President Trump appears to confirm he's under investigation
WASHINGTON (AP) — President Donald Trump appeared to confirm Friday that he is under investigation for obstruction of justice, claiming that he is being investigated for firing FBI Director James Comey by the man who told him to do it.
It wasn't clear whether the president was basing his tweet on direct knowledge that he is under investigation, or on reports this week that special counsel Robert Mueller is examining whether the president obstructed justice by firing Comey last month amid the ongoing Russia investigation.
Mueller was appointed as special counsel to investigate Russian involvement in the 2016 presidential election and possible collusion by Trump campaign associates with the Russians, but there has been no indication that Mueller told Trump to fire Comey.
"I am being investigated for firing the FBI Director by the man who told me to fire the FBI Director! Witch Hunt," the president wrote in his tweet.
In another tweet earlier Friday, Trump writes, "After 7 months of investigations & committee hearings about my 'collusion with the Russians,' nobody has been able to show any proof. Sad!"
Deputy Attorney General Rod Rosenstein submitted a widely circulated memo to the president last month raising concerns over Comey's performance, but Trump later asserted that he had already made the decision himself to fire Comey.
The White House confirmed that Mueller was among the candidates Trump interviewed to replace Comey. A day later, Rosenstein appointed Mueller, who was at the helm of the FBI during the Sept. 11 attacks, as special counsel.
Friday's tweets are the latest in a week of angry social media responses by the president over a report by The Washington Post that Mueller was looking into whether Trump obstructed justice.
In a series of statements on Twitter Thursday, Trump repeated his assertion that Mueller's investigation into Russian interference in the 2016 campaign is a "WITCH HUNT" based on the "phony" premise of possible collusion between Russia and a cadre of Trump campaign associates.
The president complained the probe is unfair and wondered why his defeated Democratic opponent wasn't getting the same scrutiny.
"Why is that Hillary Clintons family and Dems dealings with Russia are not looked at, but my non-dealings are?" he asked.
"They made up a phony collusion with the Russians story, found zero proof, so now they go for obstruction of justice on the phony story. Nice," Trump wrote in his first tweet. "You are witnessing the single greatest WITCH HUNT in American political history - led by some very bad and conflicted people! #MAGA."
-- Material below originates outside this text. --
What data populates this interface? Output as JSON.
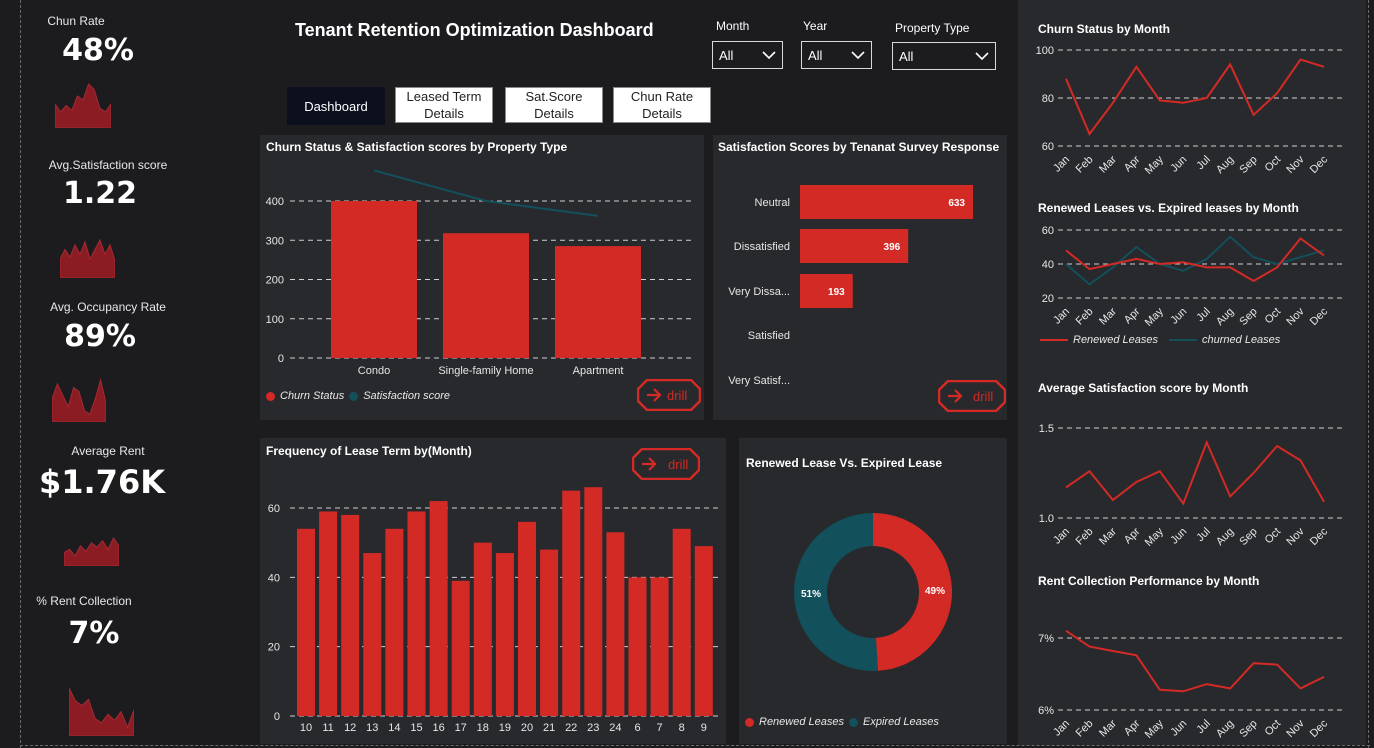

The Twitter attacks came as Vice President Mike Pence hired a personal lawyer to represent him in the intensifying investigation. Pence's office confirmed he had retained Richard Cullen, a former Virginia attorney general and U.S. attorney for the Eastern District of Virginia, to assist "in responding to inquiries" from Mueller.
Mueller's investigation appeared to be reaching a broadening circle of current and former officials. The Washington Post reported Wednesday that the investigators were looking into possible obstruction of justice. The newspaper noted Mueller had requested interviews with CIA Director Dan Coats, National Security Agency chief Michael Rogers and Richard Ledgett, the former NSA deputy director. Recent news reports have suggested Trump sought all three officials' help in pressuring FBI Director James Comey to drop his investigation into former National Security Adviser Mike Flynn.
Comey testified last week that he also felt pressured to drop the Flynn probe. Comey said he believes Trump ultimately fired him "because of the Russia investigation."
Coats met behind closed doors for more than three hours Thursday with the Senate intelligence committee, which is conducting a separate investigation into Russian interference in the election.
Trump's Twitter response followed days of intensifying criticism of Mueller from some conservatives who have charged the former FBI director and his team with political bias and have claimed his relationship to Comey and an earlier meeting with Trump amount to conflicts of interest.
A close Trump associate said this week the president was considering firing Mueller, although the White House later denied it.
Associated Press writer Mary Clare Jalonick contributed to this report.